-------- EXTRACTED RECORDS

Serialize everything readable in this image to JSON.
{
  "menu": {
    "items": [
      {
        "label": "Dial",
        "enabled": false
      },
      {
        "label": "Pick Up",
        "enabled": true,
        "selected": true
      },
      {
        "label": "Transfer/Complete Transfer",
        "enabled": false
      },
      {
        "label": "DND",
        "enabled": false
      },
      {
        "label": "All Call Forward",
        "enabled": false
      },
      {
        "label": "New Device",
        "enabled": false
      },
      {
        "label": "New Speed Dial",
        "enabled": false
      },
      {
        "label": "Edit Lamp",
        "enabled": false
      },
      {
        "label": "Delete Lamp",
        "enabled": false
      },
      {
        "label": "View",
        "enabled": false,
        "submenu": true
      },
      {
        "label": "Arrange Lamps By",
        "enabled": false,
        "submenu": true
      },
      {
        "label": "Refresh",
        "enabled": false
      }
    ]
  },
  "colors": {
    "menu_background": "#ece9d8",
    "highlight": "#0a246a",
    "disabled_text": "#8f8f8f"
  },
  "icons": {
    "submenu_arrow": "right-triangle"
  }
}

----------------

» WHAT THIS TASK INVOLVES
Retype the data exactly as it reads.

» OUTPUT OF THE TASK
Serialize everything readable in this image to JSON.
{
  "menu": {
    "items": [
      {
        "label": "Dial",
        "enabled": false
      },
      {
        "label": "Pick Up",
        "enabled": true,
        "selected": true
      },
      {
        "label": "Transfer/Complete Transfer",
        "enabled": false
      },
      {
        "label": "DND",
        "enabled": false
      },
      {
        "label": "All Call Forward",
        "enabled": false
      },
      {
        "label": "New Device",
        "enabled": false
      },
      {
        "label": "New Speed Dial",
        "enabled": false
      },
      {
        "label": "Edit Lamp",
        "enabled": false
      },
      {
        "label": "Delete Lamp",
        "enabled": false
      },
      {
        "label": "View",
        "enabled": false,
        "submenu": true
      },
      {
        "label": "Arrange Lamps By",
        "enabled": false,
        "submenu": true
      },
      {
        "label": "Refresh",
        "enabled": false
      }
    ]
  },
  "colors": {
    "menu_background": "#ece9d8",
    "highlight": "#0a246a",
    "disabled_text": "#8f8f8f"
  },
  "icons": {
    "submenu_arrow": "right-triangle"
  }
}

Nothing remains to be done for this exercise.